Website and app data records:
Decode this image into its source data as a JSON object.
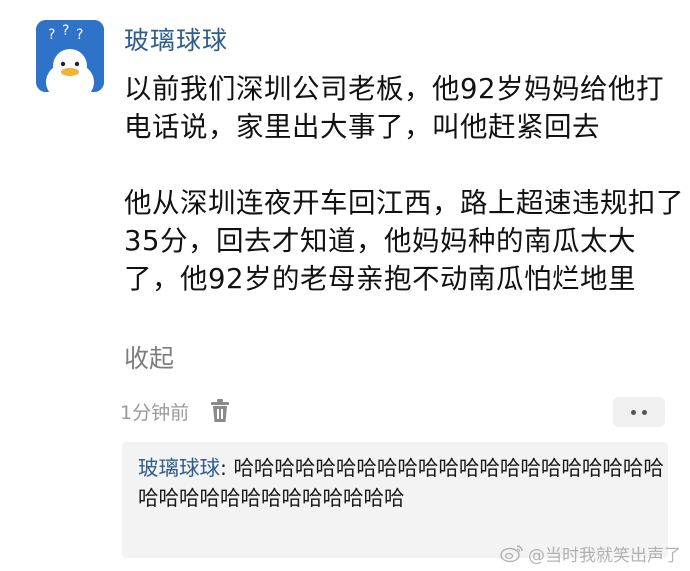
{
  "post": {
    "author": "玻璃球球",
    "paragraphs": [
      "以前我们深圳公司老板，他92岁妈妈给他打电话说，家里出大事了，叫他赶紧回去",
      "他从深圳连夜开车回江西，路上超速违规扣了35分，回去才知道，他妈妈种的南瓜太大了，他92岁的老母亲抱不动南瓜怕烂地里"
    ],
    "collapse_label": "收起",
    "timestamp": "1分钟前"
  },
  "icons": {
    "avatar": "duck-avatar-icon",
    "delete": "trash-icon",
    "more": "more-dots-icon",
    "watermark": "weibo-logo-icon"
  },
  "reply": {
    "author": "玻璃球球",
    "separator": ": ",
    "text": "哈哈哈哈哈哈哈哈哈哈哈哈哈哈哈哈哈哈哈哈哈哈哈哈哈哈哈哈哈哈哈哈哈哈"
  },
  "watermark": {
    "text": "@当时我就笑出声了"
  },
  "colors": {
    "avatar_bg": "#2f73c8",
    "name_link": "#2f5d8a",
    "body_text": "#111111",
    "muted": "#7d7d7d",
    "reply_bg": "#f3f3f3"
  }
}
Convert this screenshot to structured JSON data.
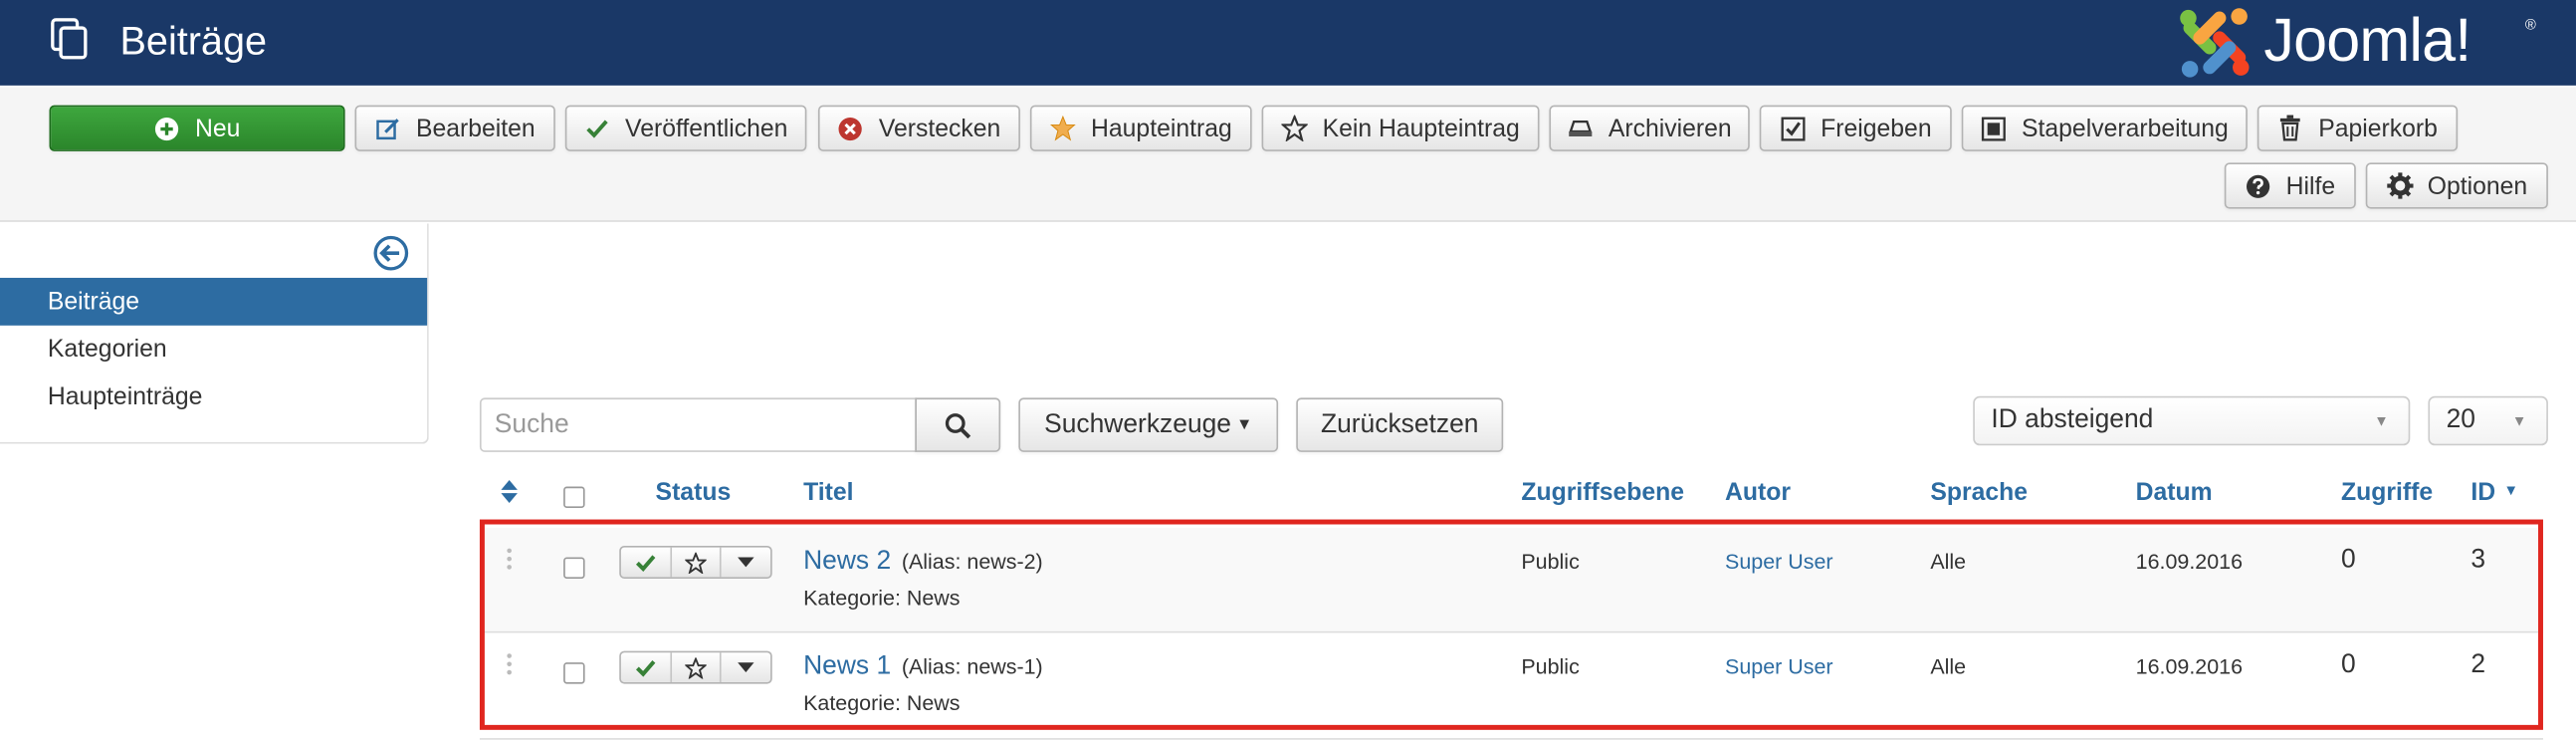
{
  "header": {
    "title": "Beiträge",
    "logo_text": "Joomla!",
    "logo_reg": "®",
    "bg_color": "#1a3867"
  },
  "toolbar": {
    "buttons": [
      {
        "label": "Neu",
        "icon": "plus-circle-icon"
      },
      {
        "label": "Bearbeiten",
        "icon": "edit-icon"
      },
      {
        "label": "Veröffentlichen",
        "icon": "check-icon"
      },
      {
        "label": "Verstecken",
        "icon": "x-circle-icon"
      },
      {
        "label": "Haupteintrag",
        "icon": "star-filled-icon"
      },
      {
        "label": "Kein Haupteintrag",
        "icon": "star-outline-icon"
      },
      {
        "label": "Archivieren",
        "icon": "archive-icon"
      },
      {
        "label": "Freigeben",
        "icon": "checkbox-icon"
      },
      {
        "label": "Stapelverarbeitung",
        "icon": "square-icon"
      },
      {
        "label": "Papierkorb",
        "icon": "trash-icon"
      },
      {
        "label": "Hilfe",
        "icon": "question-icon"
      },
      {
        "label": "Optionen",
        "icon": "gear-icon"
      }
    ]
  },
  "sidebar": {
    "items": [
      {
        "label": "Beiträge",
        "active": true
      },
      {
        "label": "Kategorien",
        "active": false
      },
      {
        "label": "Haupteinträge",
        "active": false
      }
    ]
  },
  "filters": {
    "search_placeholder": "Suche",
    "search_tools_label": "Suchwerkzeuge",
    "reset_label": "Zurücksetzen",
    "ordering_value": "ID absteigend",
    "limit_value": "20"
  },
  "table": {
    "columns": [
      "Status",
      "Titel",
      "Zugriffsebene",
      "Autor",
      "Sprache",
      "Datum",
      "Zugriffe",
      "ID"
    ],
    "rows": [
      {
        "title": "News 2",
        "alias": "(Alias: news-2)",
        "category": "Kategorie: News",
        "access": "Public",
        "author": "Super User",
        "language": "Alle",
        "date": "16.09.2016",
        "hits": "0",
        "id": "3"
      },
      {
        "title": "News 1",
        "alias": "(Alias: news-1)",
        "category": "Kategorie: News",
        "access": "Public",
        "author": "Super User",
        "language": "Alle",
        "date": "16.09.2016",
        "hits": "0",
        "id": "2"
      }
    ]
  },
  "colors": {
    "accent": "#2d6ca2",
    "success": "#2b862b",
    "highlight": "#e0261f"
  }
}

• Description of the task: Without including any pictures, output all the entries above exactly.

• Written answer:
Decode this image into its source data as a JSON object.
{
  "post": {
    "author": "玻璃球球",
    "paragraphs": [
      "以前我们深圳公司老板，他92岁妈妈给他打电话说，家里出大事了，叫他赶紧回去",
      "他从深圳连夜开车回江西，路上超速违规扣了35分，回去才知道，他妈妈种的南瓜太大了，他92岁的老母亲抱不动南瓜怕烂地里"
    ],
    "collapse_label": "收起",
    "timestamp": "1分钟前"
  },
  "icons": {
    "avatar": "duck-avatar-icon",
    "delete": "trash-icon",
    "more": "more-dots-icon",
    "watermark": "weibo-logo-icon"
  },
  "reply": {
    "author": "玻璃球球",
    "separator": ": ",
    "text": "哈哈哈哈哈哈哈哈哈哈哈哈哈哈哈哈哈哈哈哈哈哈哈哈哈哈哈哈哈哈哈哈哈哈"
  },
  "watermark": {
    "text": "@当时我就笑出声了"
  },
  "colors": {
    "avatar_bg": "#2f73c8",
    "name_link": "#2f5d8a",
    "body_text": "#111111",
    "muted": "#7d7d7d",
    "reply_bg": "#f3f3f3"
  }
}
Convert this screenshot to structured JSON data.
{
  "header": {
    "title": "Beiträge",
    "logo_text": "Joomla!",
    "logo_reg": "®",
    "bg_color": "#1a3867"
  },
  "toolbar": {
    "buttons": [
      {
        "label": "Neu",
        "icon": "plus-circle-icon"
      },
      {
        "label": "Bearbeiten",
        "icon": "edit-icon"
      },
      {
        "label": "Veröffentlichen",
        "icon": "check-icon"
      },
      {
        "label": "Verstecken",
        "icon": "x-circle-icon"
      },
      {
        "label": "Haupteintrag",
        "icon": "star-filled-icon"
      },
      {
        "label": "Kein Haupteintrag",
        "icon": "star-outline-icon"
      },
      {
        "label": "Archivieren",
        "icon": "archive-icon"
      },
      {
        "label": "Freigeben",
        "icon": "checkbox-icon"
      },
      {
        "label": "Stapelverarbeitung",
        "icon": "square-icon"
      },
      {
        "label": "Papierkorb",
        "icon": "trash-icon"
      },
      {
        "label": "Hilfe",
        "icon": "question-icon"
      },
      {
        "label": "Optionen",
        "icon": "gear-icon"
      }
    ]
  },
  "sidebar": {
    "items": [
      {
        "label": "Beiträge",
        "active": true
      },
      {
        "label": "Kategorien",
        "active": false
      },
      {
        "label": "Haupteinträge",
        "active": false
      }
    ]
  },
  "filters": {
    "search_placeholder": "Suche",
    "search_tools_label": "Suchwerkzeuge",
    "reset_label": "Zurücksetzen",
    "ordering_value": "ID absteigend",
    "limit_value": "20"
  },
  "table": {
    "columns": [
      "Status",
      "Titel",
      "Zugriffsebene",
      "Autor",
      "Sprache",
      "Datum",
      "Zugriffe",
      "ID"
    ],
    "rows": [
      {
        "title": "News 2",
        "alias": "(Alias: news-2)",
        "category": "Kategorie: News",
        "access": "Public",
        "author": "Super User",
        "language": "Alle",
        "date": "16.09.2016",
        "hits": "0",
        "id": "3"
      },
      {
        "title": "News 1",
        "alias": "(Alias: news-1)",
        "category": "Kategorie: News",
        "access": "Public",
        "author": "Super User",
        "language": "Alle",
        "date": "16.09.2016",
        "hits": "0",
        "id": "2"
      }
    ]
  },
  "colors": {
    "accent": "#2d6ca2",
    "success": "#2b862b",
    "highlight": "#e0261f"
  }
}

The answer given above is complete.